▸ **Aim of the exercise**: Give each record below again, without a single difference.

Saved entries
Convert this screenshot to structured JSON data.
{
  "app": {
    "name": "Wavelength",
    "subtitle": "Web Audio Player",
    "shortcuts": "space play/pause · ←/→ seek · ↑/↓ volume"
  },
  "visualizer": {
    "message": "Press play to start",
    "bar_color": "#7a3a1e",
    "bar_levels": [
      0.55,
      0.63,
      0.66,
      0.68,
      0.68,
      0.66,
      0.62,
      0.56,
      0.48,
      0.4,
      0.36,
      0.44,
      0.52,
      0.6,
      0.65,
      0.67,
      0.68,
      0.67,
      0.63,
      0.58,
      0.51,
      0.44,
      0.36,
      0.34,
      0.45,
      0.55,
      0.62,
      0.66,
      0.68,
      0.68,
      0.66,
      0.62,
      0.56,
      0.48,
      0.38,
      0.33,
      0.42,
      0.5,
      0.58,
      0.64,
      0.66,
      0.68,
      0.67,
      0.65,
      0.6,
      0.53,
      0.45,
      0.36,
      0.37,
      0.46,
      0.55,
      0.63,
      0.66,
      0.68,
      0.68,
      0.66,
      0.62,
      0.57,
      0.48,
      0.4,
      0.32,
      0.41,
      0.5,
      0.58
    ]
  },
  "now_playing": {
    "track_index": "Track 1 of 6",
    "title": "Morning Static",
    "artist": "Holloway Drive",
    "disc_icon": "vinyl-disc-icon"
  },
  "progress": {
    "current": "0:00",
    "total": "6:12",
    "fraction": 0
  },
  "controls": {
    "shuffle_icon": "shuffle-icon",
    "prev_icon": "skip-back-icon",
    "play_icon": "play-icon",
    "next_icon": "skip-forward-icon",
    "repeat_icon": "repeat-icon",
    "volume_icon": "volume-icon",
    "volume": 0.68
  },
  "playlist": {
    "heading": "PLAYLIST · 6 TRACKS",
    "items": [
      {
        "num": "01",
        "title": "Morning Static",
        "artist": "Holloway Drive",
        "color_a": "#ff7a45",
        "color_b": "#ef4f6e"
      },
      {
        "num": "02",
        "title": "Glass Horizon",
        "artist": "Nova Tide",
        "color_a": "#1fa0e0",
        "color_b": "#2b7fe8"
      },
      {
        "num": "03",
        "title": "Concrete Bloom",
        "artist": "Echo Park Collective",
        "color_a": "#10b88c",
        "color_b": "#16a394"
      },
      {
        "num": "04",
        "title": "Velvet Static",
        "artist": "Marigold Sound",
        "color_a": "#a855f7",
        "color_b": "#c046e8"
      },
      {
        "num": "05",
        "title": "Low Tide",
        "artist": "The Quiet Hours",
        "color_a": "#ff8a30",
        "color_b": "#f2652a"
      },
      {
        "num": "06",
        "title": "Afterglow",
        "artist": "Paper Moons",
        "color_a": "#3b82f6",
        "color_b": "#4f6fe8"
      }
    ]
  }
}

▸ **Response area**:
Convert this screenshot to structured JSON data.
{
  "app": {
    "name": "Wavelength",
    "subtitle": "Web Audio Player",
    "shortcuts": "space play/pause · ←/→ seek · ↑/↓ volume"
  },
  "visualizer": {
    "message": "Press play to start",
    "bar_color": "#7a3a1e",
    "bar_levels": [
      0.55,
      0.63,
      0.66,
      0.68,
      0.68,
      0.66,
      0.62,
      0.56,
      0.48,
      0.4,
      0.36,
      0.44,
      0.52,
      0.6,
      0.65,
      0.67,
      0.68,
      0.67,
      0.63,
      0.58,
      0.51,
      0.44,
      0.36,
      0.34,
      0.45,
      0.55,
      0.62,
      0.66,
      0.68,
      0.68,
      0.66,
      0.62,
      0.56,
      0.48,
      0.38,
      0.33,
      0.42,
      0.5,
      0.58,
      0.64,
      0.66,
      0.68,
      0.67,
      0.65,
      0.6,
      0.53,
      0.45,
      0.36,
      0.37,
      0.46,
      0.55,
      0.63,
      0.66,
      0.68,
      0.68,
      0.66,
      0.62,
      0.57,
      0.48,
      0.4,
      0.32,
      0.41,
      0.5,
      0.58
    ]
  },
  "now_playing": {
    "track_index": "Track 1 of 6",
    "title": "Morning Static",
    "artist": "Holloway Drive",
    "disc_icon": "vinyl-disc-icon"
  },
  "progress": {
    "current": "0:00",
    "total": "6:12",
    "fraction": 0
  },
  "controls": {
    "shuffle_icon": "shuffle-icon",
    "prev_icon": "skip-back-icon",
    "play_icon": "play-icon",
    "next_icon": "skip-forward-icon",
    "repeat_icon": "repeat-icon",
    "volume_icon": "volume-icon",
    "volume": 0.68
  },
  "playlist": {
    "heading": "PLAYLIST · 6 TRACKS",
    "items": [
      {
        "num": "01",
        "title": "Morning Static",
        "artist": "Holloway Drive",
        "color_a": "#ff7a45",
        "color_b": "#ef4f6e"
      },
      {
        "num": "02",
        "title": "Glass Horizon",
        "artist": "Nova Tide",
        "color_a": "#1fa0e0",
        "color_b": "#2b7fe8"
      },
      {
        "num": "03",
        "title": "Concrete Bloom",
        "artist": "Echo Park Collective",
        "color_a": "#10b88c",
        "color_b": "#16a394"
      },
      {
        "num": "04",
        "title": "Velvet Static",
        "artist": "Marigold Sound",
        "color_a": "#a855f7",
        "color_b": "#c046e8"
      },
      {
        "num": "05",
        "title": "Low Tide",
        "artist": "The Quiet Hours",
        "color_a": "#ff8a30",
        "color_b": "#f2652a"
      },
      {
        "num": "06",
        "title": "Afterglow",
        "artist": "Paper Moons",
        "color_a": "#3b82f6",
        "color_b": "#4f6fe8"
      }
    ]
  }
}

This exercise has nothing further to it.